Ohio lawmakers call for national confab on debt, other issuesLegislators concerned about debt, other issues
Published: 3/13/17 @ 12:05
By Marc Kovac
Lawmakers in the Ohio House and Senate are again pursuing companion resolutions calling for a national constitutional convention to address debt and other issues.
Reps. Christina Hagan, R-Alliance, and Bill Patmon, D-Cleveland, and Sen. Matt Huffman, R-Lima, spoke about the measures during a recent event at the Statehouse and as part of testimony in separate legislative committees.
Hagan and Patmon offered a similar joint resolution last session, and Huffman was primary sponsor of a comparable House resolution when he served in that chamber.
This session’s HJR 2 and SJR 1 would formalize state lawmakers’ call for Congress to have a convention of states, as allowed under Article V of the U.S. Constitution.
Such a gathering is needed, Hagan told the Ohio House’s Federalism and Interstate Relations Committee, to allow needed amendments to the nation’s governing document.
“Federal laws now impede upon nearly every aspect of our lives,” Hagan said. “Very personal aspects such as but not limited to: what kind of light bulbs we can buy, farming practices, school curriculum, school lunches and most recently and egregiously our individual freedoms and rights to choose our own health care and insurance policies.”
Under Article V of the U.S. Constitution, two-thirds of state legislatures can adopt resolutions to force Congress to call a convention to consider amendments. Delegations would then meet to hash out amendments, which would require ratification by three-fourths of the country (38 states) to take effect.
“Really, a convention of the states is the only way to control the federal government,” Huffman said. “Collectively, there’s not the will or the incentive really [for Congress to act on its own]. ... The states have to step up and execute on their constitutional prerogative to control the federal government.”
Ohio adopted its Article V amendment several years ago, with wording that attempted to focus discussion on a balanced budget amendment. Gov. John Kasich supported the effort and traveled around the country, in advance of his unsuccessful bid for the presidency, urging other states to adopt similar resolutions.

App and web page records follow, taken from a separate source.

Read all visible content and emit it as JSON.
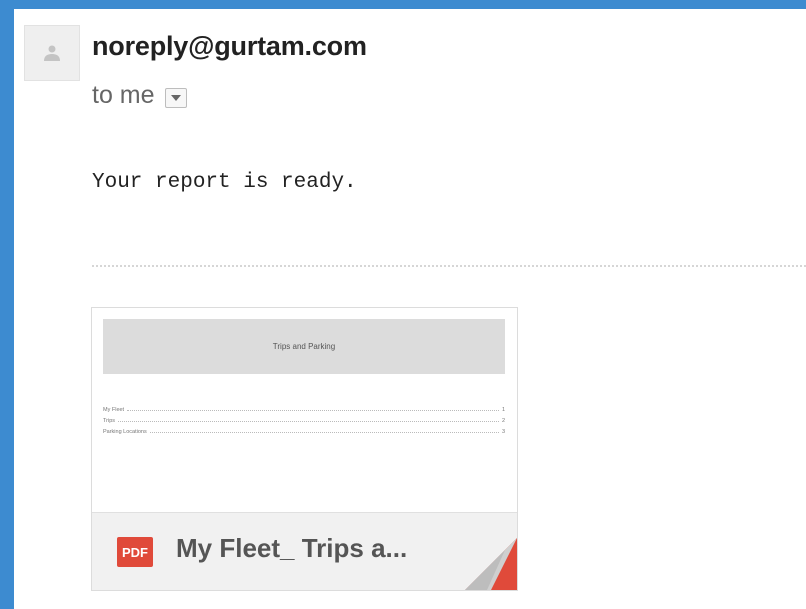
{
  "message": {
    "sender": "noreply@gurtam.com",
    "recipient": "to me",
    "body": "Your report is ready."
  },
  "attachment": {
    "type_badge": "PDF",
    "file_name": "My Fleet_ Trips a...",
    "preview": {
      "title": "Trips and Parking",
      "toc": [
        {
          "label": "My Fleet",
          "page": "1"
        },
        {
          "label": "Trips",
          "page": "2"
        },
        {
          "label": "Parking Locations",
          "page": "3"
        }
      ]
    }
  },
  "colors": {
    "background": "#3d8bd0",
    "pdf_red": "#e04a3a"
  },
  "icons": {
    "avatar": "person-silhouette-icon",
    "dropdown": "caret-down-icon"
  }
}
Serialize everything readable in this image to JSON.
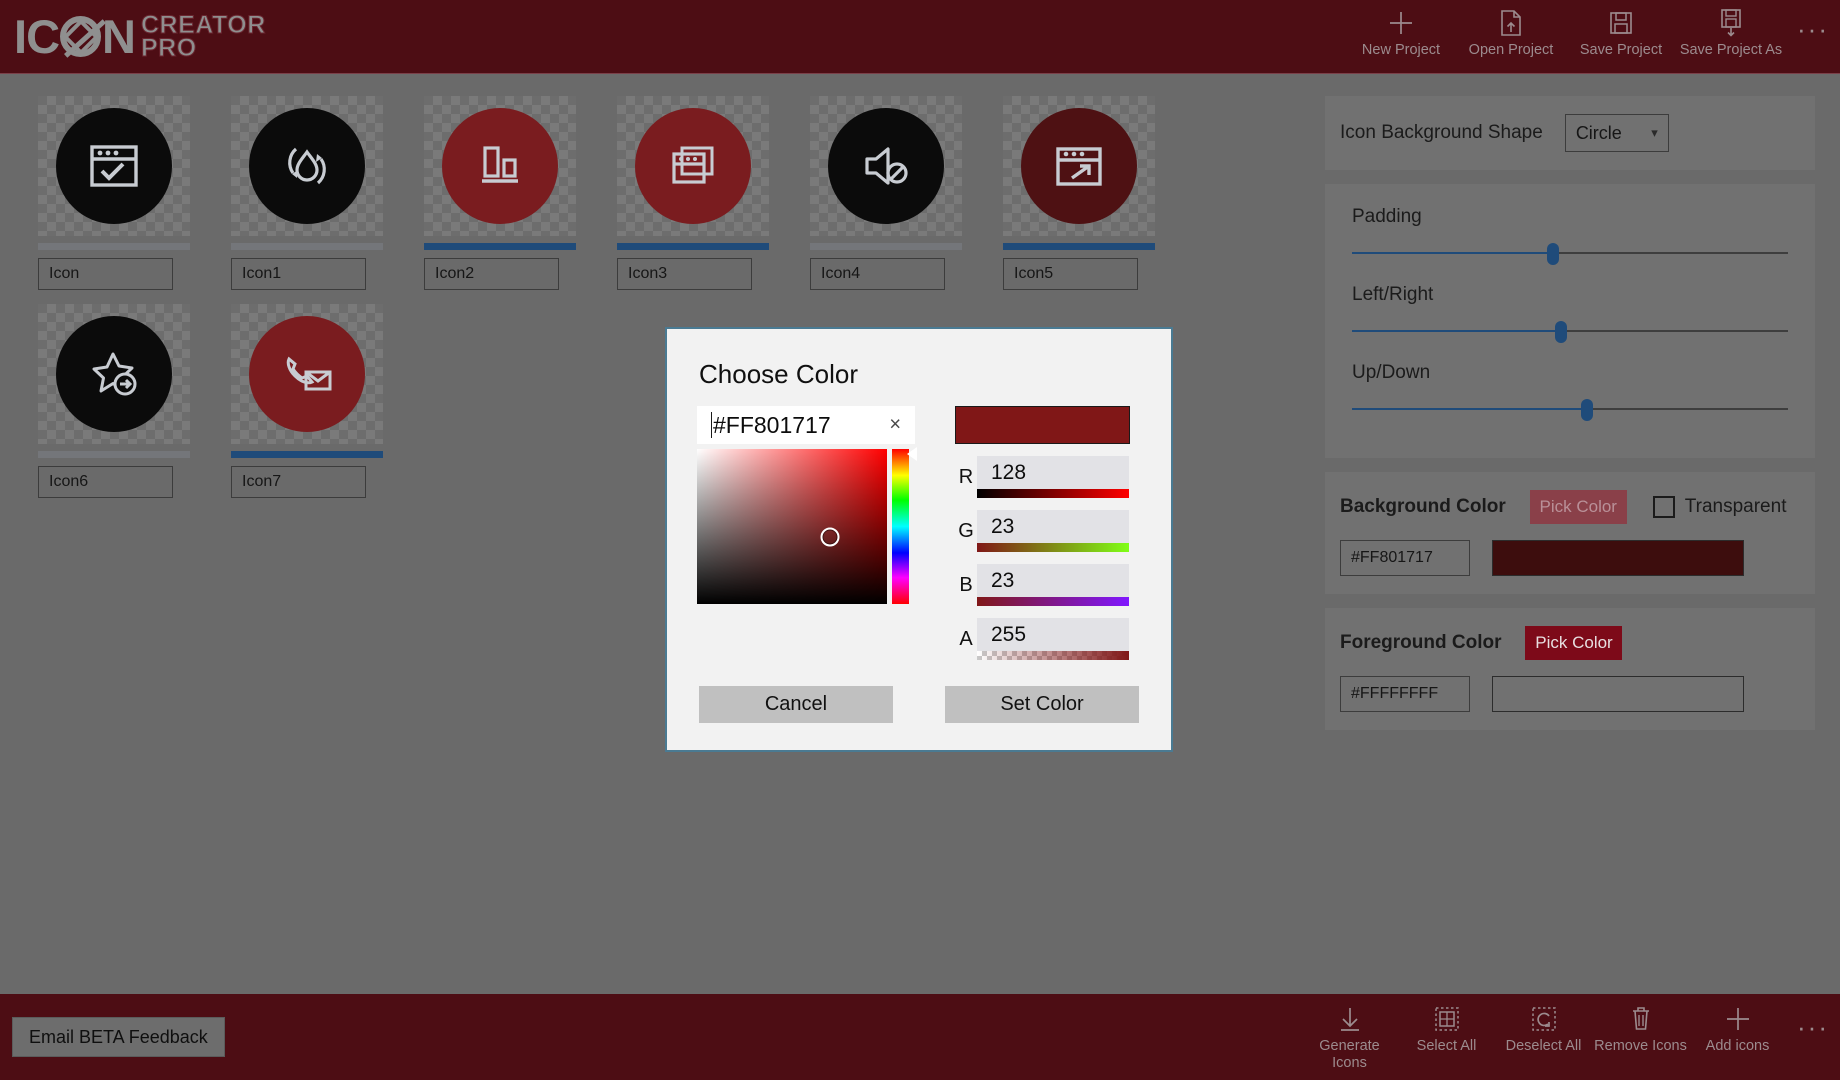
{
  "app": {
    "logo_main": "ICON",
    "logo_line1": "CREATOR",
    "logo_line2": "PRO"
  },
  "toolbar": {
    "items": [
      {
        "label": "New Project",
        "icon": "plus-icon"
      },
      {
        "label": "Open Project",
        "icon": "open-file-icon"
      },
      {
        "label": "Save Project",
        "icon": "save-icon"
      },
      {
        "label": "Save Project As",
        "icon": "save-as-icon"
      }
    ],
    "overflow": "···"
  },
  "icons": [
    {
      "name": "Icon",
      "selected": false,
      "glyph": "window-check-icon"
    },
    {
      "name": "Icon1",
      "selected": false,
      "glyph": "water-recycle-icon"
    },
    {
      "name": "Icon2",
      "selected": true,
      "glyph": "align-bottom-icon"
    },
    {
      "name": "Icon3",
      "selected": true,
      "glyph": "windows-stack-icon"
    },
    {
      "name": "Icon4",
      "selected": false,
      "glyph": "speaker-mute-icon"
    },
    {
      "name": "Icon5",
      "selected": true,
      "glyph": "window-external-link-icon"
    },
    {
      "name": "Icon6",
      "selected": false,
      "glyph": "star-arrow-icon"
    },
    {
      "name": "Icon7",
      "selected": true,
      "glyph": "phone-mail-icon"
    }
  ],
  "sidebar": {
    "shape": {
      "label": "Icon Background Shape",
      "value": "Circle"
    },
    "sliders": [
      {
        "label": "Padding",
        "percent": 46
      },
      {
        "label": "Left/Right",
        "percent": 48
      },
      {
        "label": "Up/Down",
        "percent": 54
      }
    ],
    "background_color": {
      "label": "Background Color",
      "pick_label": "Pick Color",
      "transparent_label": "Transparent",
      "transparent_checked": false,
      "hex": "#FF801717",
      "swatch": "#3d0d0d",
      "button_enabled": false
    },
    "foreground_color": {
      "label": "Foreground Color",
      "pick_label": "Pick Color",
      "hex": "#FFFFFFFF",
      "swatch": "#6a6a6a",
      "button_enabled": true
    }
  },
  "dialog": {
    "title": "Choose Color",
    "hex_value": "#FF801717",
    "clear_glyph": "×",
    "preview_color": "#801717",
    "sv_marker": {
      "x_percent": 70,
      "y_percent": 57
    },
    "hue_percent": 0,
    "channels": [
      {
        "letter": "R",
        "value": "128",
        "grad": "grad-r"
      },
      {
        "letter": "G",
        "value": "23",
        "grad": "grad-g"
      },
      {
        "letter": "B",
        "value": "23",
        "grad": "grad-b"
      },
      {
        "letter": "A",
        "value": "255",
        "grad": "grad-a"
      }
    ],
    "cancel_label": "Cancel",
    "confirm_label": "Set Color"
  },
  "bottom": {
    "beta_label": "Email BETA Feedback",
    "items": [
      {
        "label": "Generate Icons",
        "icon": "download-icon"
      },
      {
        "label": "Select All",
        "icon": "select-all-icon"
      },
      {
        "label": "Deselect All",
        "icon": "deselect-all-icon"
      },
      {
        "label": "Remove Icons",
        "icon": "trash-icon"
      },
      {
        "label": "Add icons",
        "icon": "plus-icon"
      }
    ],
    "overflow": "···"
  },
  "colors": {
    "brand_dark_red": "#4d0d14",
    "accent_red": "#7d0a19",
    "selection_blue": "#1f4b7a",
    "icon_red": "#7a1c1f",
    "icon_black": "#0b0b0b",
    "dialog_border": "#4a7a92"
  }
}
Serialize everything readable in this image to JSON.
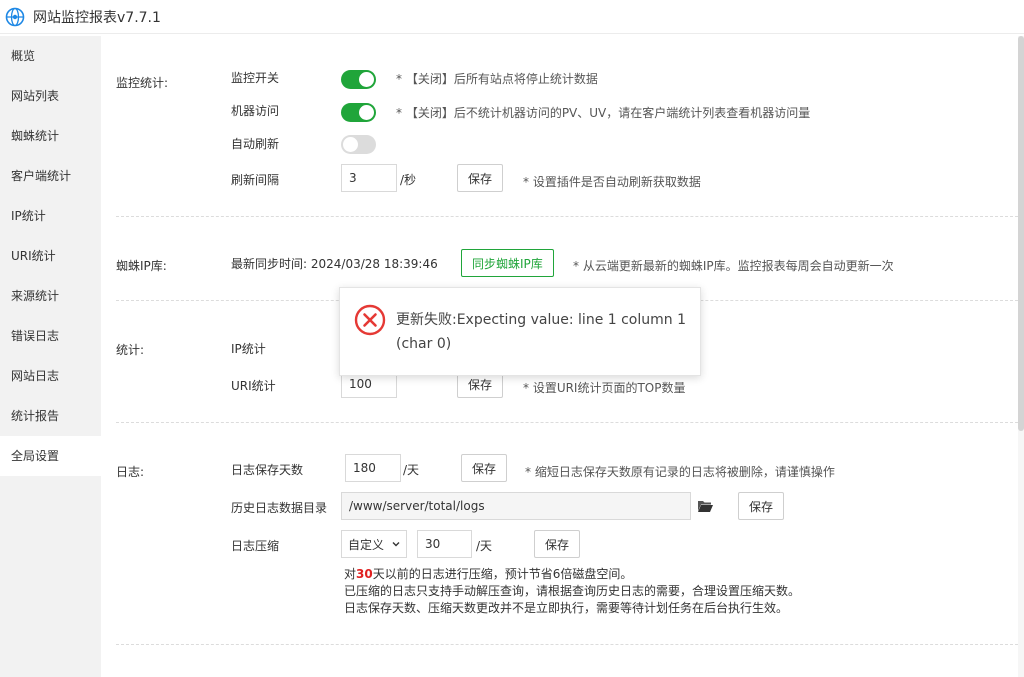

HJR 2 and SJR 1 expand on the earlier resolution, allowing term limits for federal officials, including judges, as well as fiscal restraints to be discussed.
At least one Republican on the House’s Federalism and Interstate Relations Committee, however, voiced concerns about the possibility of a “runaway convention,” with the resulting changes outside of the scope of what is proposed in the House and Senate resolutions.
Rep. John Becker, a Republican from the Cincinnati area, questioned whether the process ultimately would make a difference or if it would do more harm than good.